The Internet of Medical Things (IoMT) describes a growing network of medical devices and software applications connected through health care technology systems. IoMT includes millions of devices embedded with electronics and sensors, which in turn use software and networks to collect and exchange data.
Understanding the Internet of Things
The Internet of Medical Things may sound complex, and at a technical level it is. But chances are you already interact with the IoT in healthcare. Electronic health records and health wearables like your Fitbit are just two examples of the IoMT in your everyday life.

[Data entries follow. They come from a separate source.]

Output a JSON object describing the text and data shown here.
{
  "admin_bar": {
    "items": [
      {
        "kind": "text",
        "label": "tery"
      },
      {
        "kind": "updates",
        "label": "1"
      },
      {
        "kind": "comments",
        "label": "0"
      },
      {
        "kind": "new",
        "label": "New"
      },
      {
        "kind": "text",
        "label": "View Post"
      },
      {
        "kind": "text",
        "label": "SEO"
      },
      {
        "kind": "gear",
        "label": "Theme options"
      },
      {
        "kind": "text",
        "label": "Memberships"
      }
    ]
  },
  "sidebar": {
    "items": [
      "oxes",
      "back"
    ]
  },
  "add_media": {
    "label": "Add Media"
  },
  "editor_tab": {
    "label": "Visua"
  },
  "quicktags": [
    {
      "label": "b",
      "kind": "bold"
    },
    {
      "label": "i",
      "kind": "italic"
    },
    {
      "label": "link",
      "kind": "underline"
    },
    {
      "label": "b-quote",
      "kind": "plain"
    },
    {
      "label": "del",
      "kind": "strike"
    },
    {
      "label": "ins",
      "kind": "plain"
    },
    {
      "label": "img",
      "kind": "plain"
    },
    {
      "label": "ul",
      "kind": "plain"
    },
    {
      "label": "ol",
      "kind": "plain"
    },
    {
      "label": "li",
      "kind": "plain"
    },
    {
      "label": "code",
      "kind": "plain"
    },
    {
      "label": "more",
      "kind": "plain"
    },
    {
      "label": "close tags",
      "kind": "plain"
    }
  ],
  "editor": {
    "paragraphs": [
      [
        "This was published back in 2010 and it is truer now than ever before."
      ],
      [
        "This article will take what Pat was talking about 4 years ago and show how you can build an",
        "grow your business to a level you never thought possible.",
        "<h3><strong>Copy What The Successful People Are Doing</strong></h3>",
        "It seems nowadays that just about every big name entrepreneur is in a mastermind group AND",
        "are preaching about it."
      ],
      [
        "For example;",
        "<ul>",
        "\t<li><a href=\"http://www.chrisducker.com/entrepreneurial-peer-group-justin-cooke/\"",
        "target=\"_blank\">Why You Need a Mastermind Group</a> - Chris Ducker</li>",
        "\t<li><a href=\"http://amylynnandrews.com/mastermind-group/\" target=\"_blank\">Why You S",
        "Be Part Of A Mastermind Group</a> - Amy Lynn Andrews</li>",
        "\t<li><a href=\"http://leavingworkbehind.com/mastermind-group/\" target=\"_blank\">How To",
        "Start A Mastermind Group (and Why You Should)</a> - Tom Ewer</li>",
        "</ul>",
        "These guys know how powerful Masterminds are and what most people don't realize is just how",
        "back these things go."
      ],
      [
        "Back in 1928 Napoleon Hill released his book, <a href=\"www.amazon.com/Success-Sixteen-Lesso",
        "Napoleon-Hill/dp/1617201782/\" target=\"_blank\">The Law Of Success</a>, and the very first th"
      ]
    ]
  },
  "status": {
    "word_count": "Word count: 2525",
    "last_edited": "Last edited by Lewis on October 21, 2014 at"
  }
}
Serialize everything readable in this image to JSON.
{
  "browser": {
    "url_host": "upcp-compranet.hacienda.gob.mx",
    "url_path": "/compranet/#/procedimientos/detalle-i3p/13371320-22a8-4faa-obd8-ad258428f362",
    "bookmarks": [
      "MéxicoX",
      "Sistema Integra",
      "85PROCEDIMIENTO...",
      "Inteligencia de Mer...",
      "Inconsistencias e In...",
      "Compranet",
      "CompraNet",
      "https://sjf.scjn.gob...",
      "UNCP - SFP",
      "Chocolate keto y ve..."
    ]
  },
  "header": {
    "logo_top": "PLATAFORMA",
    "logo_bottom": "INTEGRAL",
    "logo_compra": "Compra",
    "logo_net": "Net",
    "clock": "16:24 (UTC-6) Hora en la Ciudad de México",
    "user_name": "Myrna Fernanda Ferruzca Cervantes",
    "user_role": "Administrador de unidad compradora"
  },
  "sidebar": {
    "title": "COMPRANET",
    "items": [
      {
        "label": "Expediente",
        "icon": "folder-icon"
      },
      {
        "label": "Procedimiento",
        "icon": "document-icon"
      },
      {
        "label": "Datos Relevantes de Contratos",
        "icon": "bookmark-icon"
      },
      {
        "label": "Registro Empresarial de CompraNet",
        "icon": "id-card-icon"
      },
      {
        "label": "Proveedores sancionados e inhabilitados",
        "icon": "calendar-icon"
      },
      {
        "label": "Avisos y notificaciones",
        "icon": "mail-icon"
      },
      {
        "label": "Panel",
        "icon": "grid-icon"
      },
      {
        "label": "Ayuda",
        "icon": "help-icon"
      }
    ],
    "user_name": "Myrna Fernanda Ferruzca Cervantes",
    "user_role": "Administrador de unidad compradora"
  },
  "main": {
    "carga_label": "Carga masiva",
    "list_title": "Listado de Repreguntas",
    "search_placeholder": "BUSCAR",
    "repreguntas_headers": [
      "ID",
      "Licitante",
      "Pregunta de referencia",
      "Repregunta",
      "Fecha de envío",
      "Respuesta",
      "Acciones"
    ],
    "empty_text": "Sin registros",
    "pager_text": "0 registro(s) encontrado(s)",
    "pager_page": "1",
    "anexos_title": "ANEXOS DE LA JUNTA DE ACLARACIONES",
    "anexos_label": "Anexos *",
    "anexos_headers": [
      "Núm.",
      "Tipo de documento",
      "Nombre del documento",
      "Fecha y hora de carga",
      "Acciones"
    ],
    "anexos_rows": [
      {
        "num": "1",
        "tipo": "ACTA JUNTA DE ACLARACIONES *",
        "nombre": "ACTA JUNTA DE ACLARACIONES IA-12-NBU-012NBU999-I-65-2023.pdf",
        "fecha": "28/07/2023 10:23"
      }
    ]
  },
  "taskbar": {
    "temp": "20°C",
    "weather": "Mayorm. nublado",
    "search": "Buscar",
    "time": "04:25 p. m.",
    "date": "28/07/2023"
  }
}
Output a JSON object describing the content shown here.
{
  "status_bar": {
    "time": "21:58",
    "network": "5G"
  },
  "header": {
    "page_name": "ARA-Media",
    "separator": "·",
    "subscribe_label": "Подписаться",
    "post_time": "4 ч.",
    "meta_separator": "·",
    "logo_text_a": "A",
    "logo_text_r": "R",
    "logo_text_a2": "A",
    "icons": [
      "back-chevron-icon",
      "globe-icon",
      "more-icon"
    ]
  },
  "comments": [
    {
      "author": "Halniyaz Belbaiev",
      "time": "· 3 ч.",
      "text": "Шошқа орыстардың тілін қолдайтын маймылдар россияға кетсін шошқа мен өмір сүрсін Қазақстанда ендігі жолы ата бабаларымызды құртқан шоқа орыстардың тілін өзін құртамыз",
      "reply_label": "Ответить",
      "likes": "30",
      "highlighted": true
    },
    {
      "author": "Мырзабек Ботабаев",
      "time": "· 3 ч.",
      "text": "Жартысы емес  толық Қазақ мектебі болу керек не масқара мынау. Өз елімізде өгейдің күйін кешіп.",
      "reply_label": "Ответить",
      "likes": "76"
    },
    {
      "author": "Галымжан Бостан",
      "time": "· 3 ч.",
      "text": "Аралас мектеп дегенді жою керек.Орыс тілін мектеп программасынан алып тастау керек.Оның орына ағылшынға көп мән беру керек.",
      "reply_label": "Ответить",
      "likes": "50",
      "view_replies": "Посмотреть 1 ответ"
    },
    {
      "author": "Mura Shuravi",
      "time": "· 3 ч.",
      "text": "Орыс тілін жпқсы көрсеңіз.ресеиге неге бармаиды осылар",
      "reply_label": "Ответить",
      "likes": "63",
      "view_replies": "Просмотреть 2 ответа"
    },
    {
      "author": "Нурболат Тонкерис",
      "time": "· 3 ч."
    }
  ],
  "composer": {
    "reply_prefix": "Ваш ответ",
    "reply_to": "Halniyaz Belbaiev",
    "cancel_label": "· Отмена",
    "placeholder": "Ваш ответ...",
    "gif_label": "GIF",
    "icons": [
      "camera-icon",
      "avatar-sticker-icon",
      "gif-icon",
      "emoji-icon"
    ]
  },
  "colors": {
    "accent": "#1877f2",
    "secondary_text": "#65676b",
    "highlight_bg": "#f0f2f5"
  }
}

The Internet of Things includes any machine-to-machine communication using wireless technology. The “things” in the IoT include any object that can be assigned an IP address and given the ability to transfer data over a network. This can be a person with a heart monitor implant or a tablet used by hospital staff.
When it comes to the Internet of Medical Things, the sky really is the limit. Since IPv6 expanded the number of available IP addresses, you could theoretically assign an IP address to every atom on earth – and there would still be addresses left to spare.
Keeping pace with the IoMT
The IoMT is growing fast. In 2019, nearly 90 percent of global health care organizations will have implemented Internet of Things technologies, according to a Frost & Sullivan analysis.
By 2020, healthcare will account for 40 percent of Internet of Things technology. The global IoMT market is expected to reach $136.8 billion by 2021, driven in large part by cheap sensor technology and easy availability of wearable smart devices.
The IoMT in segments
A useful way to grasp the many components of this global network is to consider the IoMT by market segments. The IoMT includes the following parts: on-body, in-home, community, and in-hospital segments.
The on-body segment includes consumer health wearables as well as medical-grade wearable devices. Activity trackers, sports watches, and smart garments are all examples of consumer wearables. Clinical-grade devices include any wearable certified by health regulators like the US FDA.
In homes, the IoMT includes personal emergency response systems, remote patient monitoring, and tele-health virtual visits. This includes devices for managing chronic diseases, in-home care for the elderly, and remote medication management.
The community segment includes medical devices and stations dispersed across a city or area. Examples include mobility services (to track health parameters for patients in transit), emergency response intelligence, and point-of-care devices used by providers outside of traditional healthcare are settings.
The in-hospital segment includes IoMT-enabled devices that help hospitals manage assets, personnel, and patient flow. For example, monitors can now easily track high-value equipment like infusion pumps and wheelchairs as they move through a facility. IoMT also improves inventory management and can help hospitals track and improve patient flow during a visit.
Opportunities and challenges
The growing connectivity of medical devices provides obvious opportunities for healthcare, including better chronic disease management and care for an aging world population. But it also creates challenges.
As collecting data gets easier, making meaningful use of it becomes harder. Healthcare IT systems are also working overtime to address security concerns as more medical and health data goes online. Unleashing the full potential of the IoMT will require more robust security standards and communication protocols for healthcare and medical data.